Mother Nature rules, and at times like this we are reminded her place in the scheme of things. While we might tame her and guide her to use her energy to keep us warm, safe, fed and housed – there are going to be times when that is not going to happen. This is one of those times. There have been more than 80,000 lightning strikes this afternoon and evening. Electricity towers designed to withstand all weather conditions we normally face here in South Australia could not withstand the cyclonic forces and while over 90% stood tall those that fell over tripped the national grid. This safety measure ensured we could all get power restored as quickly as humanly possible – and there’s the rub – even the super human efforts of our super hero emergency service workers facing the elements of wind, rain and hail, will not get everyone back up with power within a few hours. I am so proud of the efforts and goodwill of South Australians. Despite traffic lights being out all across our capital city not one single accident was reported. This is an astonishing testament to the social cohesion in our community – in times of trouble we respect each other and give way so we all get home safely.

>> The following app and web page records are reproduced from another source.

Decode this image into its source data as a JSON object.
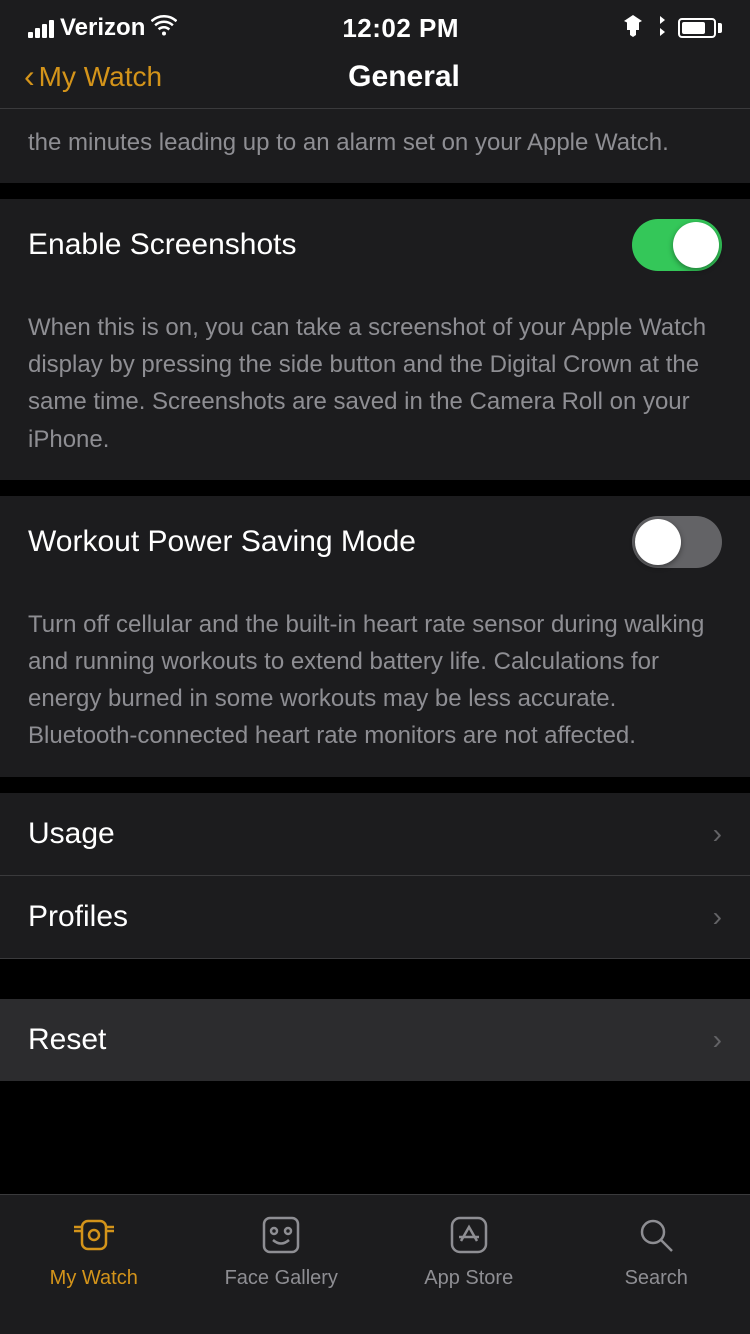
{
  "statusBar": {
    "carrier": "Verizon",
    "time": "12:02 PM"
  },
  "navBar": {
    "backLabel": "My Watch",
    "title": "General"
  },
  "partialText": "the minutes leading up to an alarm set on your Apple Watch.",
  "enableScreenshots": {
    "label": "Enable Screenshots",
    "state": "on",
    "description": "When this is on, you can take a screenshot of your Apple Watch display by pressing the side button and the Digital Crown at the same time. Screenshots are saved in the Camera Roll on your iPhone."
  },
  "workoutPowerSaving": {
    "label": "Workout Power Saving Mode",
    "state": "off",
    "description": "Turn off cellular and the built-in heart rate sensor during walking and running workouts to extend battery life. Calculations for energy burned in some workouts may be less accurate. Bluetooth-connected heart rate monitors are not affected."
  },
  "navItems": [
    {
      "label": "Usage"
    },
    {
      "label": "Profiles"
    }
  ],
  "resetItem": {
    "label": "Reset"
  },
  "tabBar": {
    "items": [
      {
        "id": "my-watch",
        "label": "My Watch",
        "active": true
      },
      {
        "id": "face-gallery",
        "label": "Face Gallery",
        "active": false
      },
      {
        "id": "app-store",
        "label": "App Store",
        "active": false
      },
      {
        "id": "search",
        "label": "Search",
        "active": false
      }
    ]
  }
}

While the grid and connectors are being restored, I am calling on my political allies and colleagues from all persuasions to step up and join me in congratulating our ability as a State to rise to this challenge and keep the lights on.  Let us suspend judgement on why this happened and get the facts first, to look at them in the clear light of day, with a clear head, before we go jumping to conclusions, pointing fingers and worst of all blaming our commitment to renewable energy and being brave enough to work with the power freely given to us by Mother Nature, and while we are all still learning how to manage a national system.

No one was killed on the roads, no one has died from flooding, no one has been killed from a tree falling on them, back up generators kicked in, friends and families gathered around old school transistors to keep up with news and there was plenty of evidence of conversations and board games being re-discovered by candle light all around the State.

Evacuation centres are now in full swing in those parts of the state where flood waters are rising. As always volunteers are at the ready helping in all sorts of ways – filling sand bags, feeding and supporting emergency service teams, making and receiving calls on hotlines to ensure people are safe and feel supported – this is the spirit of South Australia.

We are famous for being the driest State on the driest continent and so when we are faced with these climatic conditions our systems are stretched beyond their limits. We are in unfamiliar territory. We are unaccustomed to seeing torrents, burst banks and overflowing gutters. Our international friends will be shocked to see this as anything strange – but for us it is. The national grid locking us out of power at a time when we might have most needed it – is not a disaster – it was a safety measure built in the system and we were up for the challenge. The danger of being out in the weather was heeded and I thank you all for being sensible and staying away from rising waters, crossing flooded streams and being off the roads as much as possible.

Finally I want to say one thing to my political colleagues who have been swift to blame South Australia’s race towards renewables as being in the mix for the power going off. Friends, we will not go backwards. South Australia’s colonial beginnings were experimental, we have always incubated new ways and been prepared to innovate and take steps forward to address and indeed herald the future. This storm tripping the system is Mother Nature’s nudge to get us to all work together to ensure we have secure energy for all Australians – not just those who are using old world power sources or live on the east coast. We are leaders in renewables and will be bringing all of the rest of the country with us. In the not too distant future, we will be thankful this happened first to a State with the capacity and tenacity to fix a problem quickly and move past the pain to solutions so we can all have a future where the best engineering, technologies and systems will deliver energy that powers a nation more dependent on the elements.

Thank you once again to the crews all across the State who are working in this recovery period to restore what has been lost and keeping us safe.